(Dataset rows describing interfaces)
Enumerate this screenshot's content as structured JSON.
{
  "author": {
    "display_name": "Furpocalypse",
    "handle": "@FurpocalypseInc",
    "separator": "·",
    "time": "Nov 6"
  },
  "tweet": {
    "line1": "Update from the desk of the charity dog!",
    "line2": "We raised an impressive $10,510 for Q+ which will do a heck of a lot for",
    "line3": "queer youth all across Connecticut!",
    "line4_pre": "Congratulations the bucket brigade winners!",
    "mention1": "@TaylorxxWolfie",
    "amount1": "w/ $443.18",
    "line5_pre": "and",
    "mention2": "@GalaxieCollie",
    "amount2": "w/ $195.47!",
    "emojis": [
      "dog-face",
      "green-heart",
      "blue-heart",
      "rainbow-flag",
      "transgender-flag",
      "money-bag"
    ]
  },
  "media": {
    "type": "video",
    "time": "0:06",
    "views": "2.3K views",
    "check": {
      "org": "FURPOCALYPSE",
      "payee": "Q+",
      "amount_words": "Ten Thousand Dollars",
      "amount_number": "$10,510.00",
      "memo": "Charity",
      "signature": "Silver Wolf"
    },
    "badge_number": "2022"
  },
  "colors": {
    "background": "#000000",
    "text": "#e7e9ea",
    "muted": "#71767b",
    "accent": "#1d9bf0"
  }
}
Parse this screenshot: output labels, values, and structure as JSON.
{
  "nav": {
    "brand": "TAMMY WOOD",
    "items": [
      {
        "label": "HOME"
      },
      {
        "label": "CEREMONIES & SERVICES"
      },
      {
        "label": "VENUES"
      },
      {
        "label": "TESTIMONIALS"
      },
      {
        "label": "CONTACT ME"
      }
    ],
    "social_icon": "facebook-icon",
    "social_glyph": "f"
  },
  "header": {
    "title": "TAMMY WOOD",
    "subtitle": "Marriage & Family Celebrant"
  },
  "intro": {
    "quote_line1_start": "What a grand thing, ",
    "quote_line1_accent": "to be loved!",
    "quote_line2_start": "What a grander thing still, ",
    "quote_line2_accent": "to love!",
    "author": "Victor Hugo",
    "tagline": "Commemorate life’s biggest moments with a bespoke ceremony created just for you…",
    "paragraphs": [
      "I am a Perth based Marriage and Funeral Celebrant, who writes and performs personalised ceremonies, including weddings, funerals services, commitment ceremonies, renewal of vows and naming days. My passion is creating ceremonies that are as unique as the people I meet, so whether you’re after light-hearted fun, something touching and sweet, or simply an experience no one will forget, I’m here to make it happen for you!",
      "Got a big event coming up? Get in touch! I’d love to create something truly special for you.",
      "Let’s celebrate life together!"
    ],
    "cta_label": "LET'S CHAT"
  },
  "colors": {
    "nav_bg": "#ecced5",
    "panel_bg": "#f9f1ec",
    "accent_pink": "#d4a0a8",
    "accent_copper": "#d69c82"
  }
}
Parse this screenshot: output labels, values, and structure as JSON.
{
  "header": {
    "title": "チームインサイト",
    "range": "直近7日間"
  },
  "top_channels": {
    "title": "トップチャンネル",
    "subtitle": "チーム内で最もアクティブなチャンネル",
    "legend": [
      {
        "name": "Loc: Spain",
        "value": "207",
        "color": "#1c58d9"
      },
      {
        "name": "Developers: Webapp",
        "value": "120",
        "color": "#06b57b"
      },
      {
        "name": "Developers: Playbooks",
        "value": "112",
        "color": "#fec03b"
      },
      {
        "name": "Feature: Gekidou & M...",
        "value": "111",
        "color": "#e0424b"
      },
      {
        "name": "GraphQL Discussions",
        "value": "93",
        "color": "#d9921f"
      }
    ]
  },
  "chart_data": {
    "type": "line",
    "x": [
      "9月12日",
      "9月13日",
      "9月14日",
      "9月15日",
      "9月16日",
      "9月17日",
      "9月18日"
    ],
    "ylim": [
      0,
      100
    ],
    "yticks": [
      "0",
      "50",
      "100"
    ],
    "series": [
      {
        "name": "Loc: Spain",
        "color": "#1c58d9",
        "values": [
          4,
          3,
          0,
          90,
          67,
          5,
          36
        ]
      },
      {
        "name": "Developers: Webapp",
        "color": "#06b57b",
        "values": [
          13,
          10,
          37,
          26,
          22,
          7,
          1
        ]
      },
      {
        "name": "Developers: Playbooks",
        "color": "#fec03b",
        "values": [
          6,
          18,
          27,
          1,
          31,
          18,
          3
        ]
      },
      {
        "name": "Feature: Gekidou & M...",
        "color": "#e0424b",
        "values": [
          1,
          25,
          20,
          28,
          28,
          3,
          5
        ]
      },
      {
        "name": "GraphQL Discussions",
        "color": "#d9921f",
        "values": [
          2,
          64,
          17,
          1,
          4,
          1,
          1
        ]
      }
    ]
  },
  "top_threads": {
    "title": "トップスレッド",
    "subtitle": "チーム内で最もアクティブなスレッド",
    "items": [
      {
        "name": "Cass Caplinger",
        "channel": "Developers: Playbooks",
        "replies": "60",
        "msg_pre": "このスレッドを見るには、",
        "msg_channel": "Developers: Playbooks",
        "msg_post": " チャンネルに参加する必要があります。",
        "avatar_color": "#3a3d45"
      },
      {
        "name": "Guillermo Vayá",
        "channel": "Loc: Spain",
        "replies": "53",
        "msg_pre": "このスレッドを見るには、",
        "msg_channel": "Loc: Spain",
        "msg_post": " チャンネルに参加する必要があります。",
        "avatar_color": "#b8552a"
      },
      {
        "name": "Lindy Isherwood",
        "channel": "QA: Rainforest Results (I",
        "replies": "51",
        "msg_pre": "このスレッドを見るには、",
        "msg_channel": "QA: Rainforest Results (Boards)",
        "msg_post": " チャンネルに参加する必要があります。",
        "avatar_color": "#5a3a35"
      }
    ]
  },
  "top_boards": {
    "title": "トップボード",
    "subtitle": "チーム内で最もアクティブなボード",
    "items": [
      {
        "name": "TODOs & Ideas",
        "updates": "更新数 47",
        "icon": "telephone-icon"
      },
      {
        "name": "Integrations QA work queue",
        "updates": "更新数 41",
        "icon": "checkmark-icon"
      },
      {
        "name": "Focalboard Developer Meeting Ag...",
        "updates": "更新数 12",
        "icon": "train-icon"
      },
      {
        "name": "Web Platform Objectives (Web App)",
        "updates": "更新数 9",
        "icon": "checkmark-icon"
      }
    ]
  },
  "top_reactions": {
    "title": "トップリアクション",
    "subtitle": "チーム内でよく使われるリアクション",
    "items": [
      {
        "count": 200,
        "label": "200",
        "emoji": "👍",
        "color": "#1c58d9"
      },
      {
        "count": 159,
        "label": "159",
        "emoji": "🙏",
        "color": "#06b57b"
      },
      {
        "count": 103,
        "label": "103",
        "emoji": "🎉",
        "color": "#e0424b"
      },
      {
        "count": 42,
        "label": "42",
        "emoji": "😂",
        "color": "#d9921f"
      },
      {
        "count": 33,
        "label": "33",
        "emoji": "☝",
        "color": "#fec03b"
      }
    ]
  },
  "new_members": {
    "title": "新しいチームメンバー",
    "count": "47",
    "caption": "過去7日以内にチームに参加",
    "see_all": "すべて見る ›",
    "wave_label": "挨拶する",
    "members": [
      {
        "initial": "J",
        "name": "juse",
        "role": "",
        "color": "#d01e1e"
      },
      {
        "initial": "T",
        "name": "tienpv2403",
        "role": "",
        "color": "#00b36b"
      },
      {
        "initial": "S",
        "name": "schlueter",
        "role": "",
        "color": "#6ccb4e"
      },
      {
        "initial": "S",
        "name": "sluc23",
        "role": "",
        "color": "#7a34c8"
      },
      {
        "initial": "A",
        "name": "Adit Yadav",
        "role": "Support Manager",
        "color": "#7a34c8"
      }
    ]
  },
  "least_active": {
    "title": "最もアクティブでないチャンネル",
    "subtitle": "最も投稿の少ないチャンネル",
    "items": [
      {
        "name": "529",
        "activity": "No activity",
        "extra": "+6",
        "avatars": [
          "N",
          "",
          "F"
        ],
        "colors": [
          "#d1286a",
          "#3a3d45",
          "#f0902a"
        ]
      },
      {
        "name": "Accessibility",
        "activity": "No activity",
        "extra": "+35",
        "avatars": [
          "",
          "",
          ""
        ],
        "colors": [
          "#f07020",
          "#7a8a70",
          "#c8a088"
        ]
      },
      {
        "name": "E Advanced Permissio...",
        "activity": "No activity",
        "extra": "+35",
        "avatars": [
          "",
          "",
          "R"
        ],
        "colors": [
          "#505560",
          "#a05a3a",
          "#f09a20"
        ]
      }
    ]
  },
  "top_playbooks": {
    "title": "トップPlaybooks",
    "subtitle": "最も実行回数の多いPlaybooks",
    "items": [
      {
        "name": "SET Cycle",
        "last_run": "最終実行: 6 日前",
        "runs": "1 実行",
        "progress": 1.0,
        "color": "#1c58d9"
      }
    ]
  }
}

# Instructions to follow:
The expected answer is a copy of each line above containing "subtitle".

# Your solution:
    "subtitle": "Marriage & Family Celebrant"
    "subtitle": "チーム内で最もアクティブなチャンネル",
    "subtitle": "チーム内で最もアクティブなスレッド",
    "subtitle": "チーム内で最もアクティブなボード",
    "subtitle": "チーム内でよく使われるリアクション",
    "subtitle": "最も投稿の少ないチャンネル",
    "subtitle": "最も実行回数の多いPlaybooks",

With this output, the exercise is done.